In your answer, set down the records below exactly as they stand, omitting pictures.

==============================

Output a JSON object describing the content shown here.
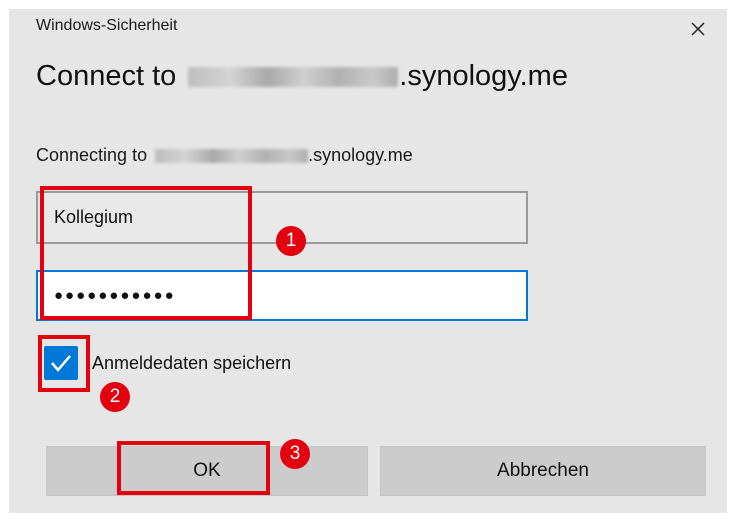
{
  "window": {
    "title": "Windows-Sicherheit",
    "close_icon": "close-icon"
  },
  "dialog": {
    "heading_prefix": "Connect to",
    "heading_suffix": ".synology.me",
    "subheading_prefix": "Connecting to",
    "subheading_suffix": ".synology.me"
  },
  "form": {
    "username_value": "Kollegium",
    "password_masked": "●●●●●●●●●●●",
    "remember_label": "Anmeldedaten speichern",
    "remember_checked": true
  },
  "buttons": {
    "ok_label": "OK",
    "cancel_label": "Abbrechen"
  },
  "annotations": {
    "step1": "1",
    "step2": "2",
    "step3": "3",
    "color": "#e3000f"
  },
  "colors": {
    "accent": "#0078d7",
    "dialog_bg": "#e6e6e6",
    "button_bg": "#cccccc"
  }
}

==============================

> Response below:
Output a JSON object describing the content shown here.
{
  "window": {
    "title": "Windows-Sicherheit",
    "close_icon": "close-icon"
  },
  "dialog": {
    "heading_prefix": "Connect to",
    "heading_suffix": ".synology.me",
    "subheading_prefix": "Connecting to",
    "subheading_suffix": ".synology.me"
  },
  "form": {
    "username_value": "Kollegium",
    "password_masked": "●●●●●●●●●●●",
    "remember_label": "Anmeldedaten speichern",
    "remember_checked": true
  },
  "buttons": {
    "ok_label": "OK",
    "cancel_label": "Abbrechen"
  },
  "annotations": {
    "step1": "1",
    "step2": "2",
    "step3": "3",
    "color": "#e3000f"
  },
  "colors": {
    "accent": "#0078d7",
    "dialog_bg": "#e6e6e6",
    "button_bg": "#cccccc"
  }
}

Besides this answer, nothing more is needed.